- GIVEN DATA -
########################################
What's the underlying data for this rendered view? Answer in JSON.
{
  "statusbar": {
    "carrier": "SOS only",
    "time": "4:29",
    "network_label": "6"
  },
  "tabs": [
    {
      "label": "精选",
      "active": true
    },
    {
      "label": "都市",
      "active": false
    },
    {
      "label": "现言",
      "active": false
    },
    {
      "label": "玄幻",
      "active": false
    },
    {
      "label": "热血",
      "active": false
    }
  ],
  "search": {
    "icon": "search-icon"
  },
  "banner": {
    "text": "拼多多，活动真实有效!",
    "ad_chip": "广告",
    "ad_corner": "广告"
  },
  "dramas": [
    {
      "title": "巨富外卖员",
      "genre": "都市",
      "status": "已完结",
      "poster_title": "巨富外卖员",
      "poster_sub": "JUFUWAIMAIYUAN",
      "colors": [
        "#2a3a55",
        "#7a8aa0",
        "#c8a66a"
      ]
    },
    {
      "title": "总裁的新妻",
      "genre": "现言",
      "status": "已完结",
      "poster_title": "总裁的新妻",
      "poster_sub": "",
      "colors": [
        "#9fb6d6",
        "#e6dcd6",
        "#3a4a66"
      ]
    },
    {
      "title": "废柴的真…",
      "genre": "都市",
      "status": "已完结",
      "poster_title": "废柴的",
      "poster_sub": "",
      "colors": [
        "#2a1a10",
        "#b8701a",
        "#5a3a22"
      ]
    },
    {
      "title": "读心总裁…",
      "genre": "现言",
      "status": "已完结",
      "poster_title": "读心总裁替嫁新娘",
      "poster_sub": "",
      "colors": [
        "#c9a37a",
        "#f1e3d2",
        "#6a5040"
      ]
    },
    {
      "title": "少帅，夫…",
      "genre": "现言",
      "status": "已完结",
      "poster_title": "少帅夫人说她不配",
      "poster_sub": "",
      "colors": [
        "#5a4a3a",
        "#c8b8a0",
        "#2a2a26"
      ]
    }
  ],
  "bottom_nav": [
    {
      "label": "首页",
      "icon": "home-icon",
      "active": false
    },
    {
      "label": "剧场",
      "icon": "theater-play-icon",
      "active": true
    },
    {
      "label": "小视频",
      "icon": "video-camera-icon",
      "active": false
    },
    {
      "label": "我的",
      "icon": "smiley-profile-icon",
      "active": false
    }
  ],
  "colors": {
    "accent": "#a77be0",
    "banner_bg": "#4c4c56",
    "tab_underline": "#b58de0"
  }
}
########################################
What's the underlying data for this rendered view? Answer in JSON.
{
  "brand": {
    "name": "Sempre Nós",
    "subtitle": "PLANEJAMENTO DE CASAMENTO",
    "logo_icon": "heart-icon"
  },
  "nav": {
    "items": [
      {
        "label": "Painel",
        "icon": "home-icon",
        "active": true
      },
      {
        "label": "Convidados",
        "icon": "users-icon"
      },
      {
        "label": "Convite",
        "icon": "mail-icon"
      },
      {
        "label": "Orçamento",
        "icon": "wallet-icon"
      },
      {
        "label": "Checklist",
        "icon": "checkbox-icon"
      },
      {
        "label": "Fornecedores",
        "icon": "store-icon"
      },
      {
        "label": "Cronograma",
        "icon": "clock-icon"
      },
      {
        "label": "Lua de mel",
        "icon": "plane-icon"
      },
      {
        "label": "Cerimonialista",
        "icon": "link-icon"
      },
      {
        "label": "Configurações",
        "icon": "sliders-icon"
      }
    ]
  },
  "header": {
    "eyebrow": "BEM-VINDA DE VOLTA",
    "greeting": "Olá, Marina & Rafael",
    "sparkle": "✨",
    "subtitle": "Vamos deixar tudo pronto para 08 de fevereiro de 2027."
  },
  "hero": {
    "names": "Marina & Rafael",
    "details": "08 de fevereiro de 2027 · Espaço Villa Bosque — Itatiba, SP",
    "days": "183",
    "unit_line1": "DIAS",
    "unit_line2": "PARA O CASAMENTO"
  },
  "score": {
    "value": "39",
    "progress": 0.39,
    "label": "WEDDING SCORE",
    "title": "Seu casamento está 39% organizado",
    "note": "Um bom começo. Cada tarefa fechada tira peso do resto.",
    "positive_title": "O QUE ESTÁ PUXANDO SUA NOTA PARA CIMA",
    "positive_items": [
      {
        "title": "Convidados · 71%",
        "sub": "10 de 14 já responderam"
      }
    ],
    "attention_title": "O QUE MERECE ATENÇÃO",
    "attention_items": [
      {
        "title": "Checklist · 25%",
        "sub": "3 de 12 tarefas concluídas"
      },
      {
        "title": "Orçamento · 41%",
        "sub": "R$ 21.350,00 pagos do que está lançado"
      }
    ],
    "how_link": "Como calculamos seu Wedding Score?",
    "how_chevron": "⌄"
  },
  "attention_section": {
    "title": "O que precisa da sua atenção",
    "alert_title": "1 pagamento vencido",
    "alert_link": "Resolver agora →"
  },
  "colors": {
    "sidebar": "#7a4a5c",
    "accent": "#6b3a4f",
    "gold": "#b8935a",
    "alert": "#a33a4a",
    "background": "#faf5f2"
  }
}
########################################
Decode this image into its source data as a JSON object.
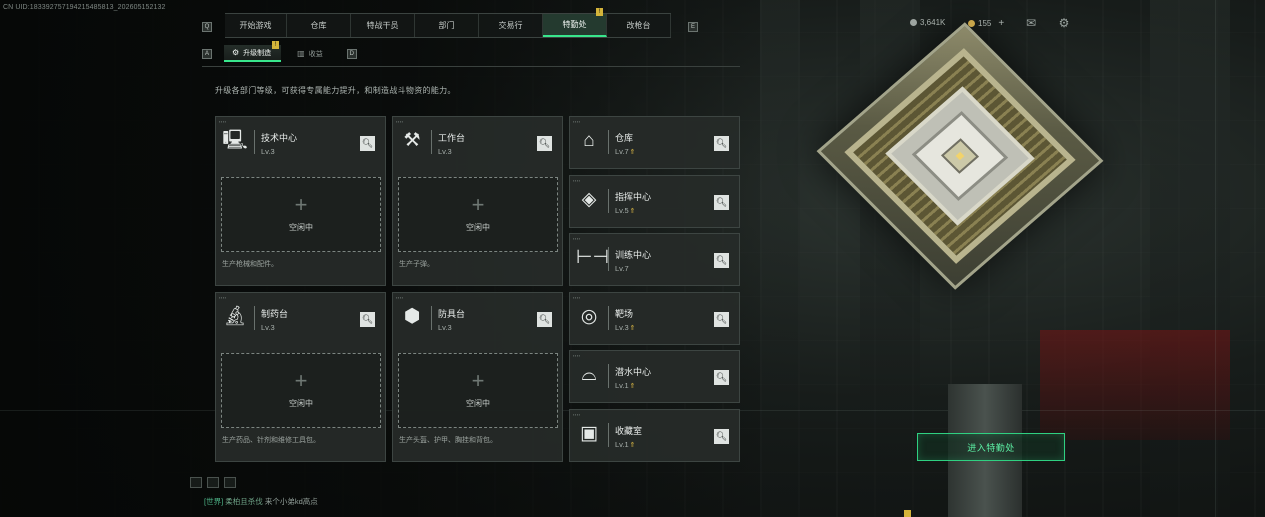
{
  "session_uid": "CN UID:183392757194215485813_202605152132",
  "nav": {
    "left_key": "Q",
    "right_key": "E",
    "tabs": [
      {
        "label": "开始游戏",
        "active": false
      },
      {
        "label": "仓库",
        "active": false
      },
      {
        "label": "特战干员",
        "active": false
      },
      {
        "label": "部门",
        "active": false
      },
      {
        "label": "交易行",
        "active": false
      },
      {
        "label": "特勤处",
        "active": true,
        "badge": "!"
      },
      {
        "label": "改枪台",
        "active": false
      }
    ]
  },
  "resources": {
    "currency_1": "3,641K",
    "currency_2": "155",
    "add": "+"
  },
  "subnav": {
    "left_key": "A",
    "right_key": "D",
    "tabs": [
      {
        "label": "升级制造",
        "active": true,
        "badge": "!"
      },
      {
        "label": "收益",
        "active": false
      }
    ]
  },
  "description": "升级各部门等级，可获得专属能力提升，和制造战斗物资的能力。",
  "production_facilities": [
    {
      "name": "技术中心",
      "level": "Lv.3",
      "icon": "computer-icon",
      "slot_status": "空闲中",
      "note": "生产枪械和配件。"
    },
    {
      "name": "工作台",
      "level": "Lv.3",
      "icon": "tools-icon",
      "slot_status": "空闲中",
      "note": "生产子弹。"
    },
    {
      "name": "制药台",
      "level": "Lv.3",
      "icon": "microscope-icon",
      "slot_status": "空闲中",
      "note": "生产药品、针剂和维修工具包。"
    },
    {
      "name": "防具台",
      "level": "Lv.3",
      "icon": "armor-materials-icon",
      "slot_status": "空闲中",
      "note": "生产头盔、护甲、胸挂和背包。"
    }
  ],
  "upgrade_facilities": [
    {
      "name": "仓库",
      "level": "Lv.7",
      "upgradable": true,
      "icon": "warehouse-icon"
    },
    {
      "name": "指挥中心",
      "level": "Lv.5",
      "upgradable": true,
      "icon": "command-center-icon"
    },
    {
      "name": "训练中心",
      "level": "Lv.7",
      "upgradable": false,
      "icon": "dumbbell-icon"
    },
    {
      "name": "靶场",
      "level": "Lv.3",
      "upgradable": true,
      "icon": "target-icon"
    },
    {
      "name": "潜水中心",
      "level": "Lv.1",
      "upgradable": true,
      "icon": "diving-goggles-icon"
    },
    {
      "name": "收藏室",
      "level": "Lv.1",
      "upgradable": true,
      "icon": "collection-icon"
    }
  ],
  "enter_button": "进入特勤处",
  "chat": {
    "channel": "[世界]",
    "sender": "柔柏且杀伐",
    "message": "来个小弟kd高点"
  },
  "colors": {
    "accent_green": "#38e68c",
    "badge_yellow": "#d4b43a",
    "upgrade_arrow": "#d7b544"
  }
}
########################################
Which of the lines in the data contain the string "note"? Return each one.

    "note": "Um bom começo. Cada tarefa fechada tira peso do resto.",
      "note": "生产枪械和配件。"
      "note": "生产子弹。"
      "note": "生产药品、针剂和维修工具包。"
      "note": "生产头盔、护甲、胸挂和背包。"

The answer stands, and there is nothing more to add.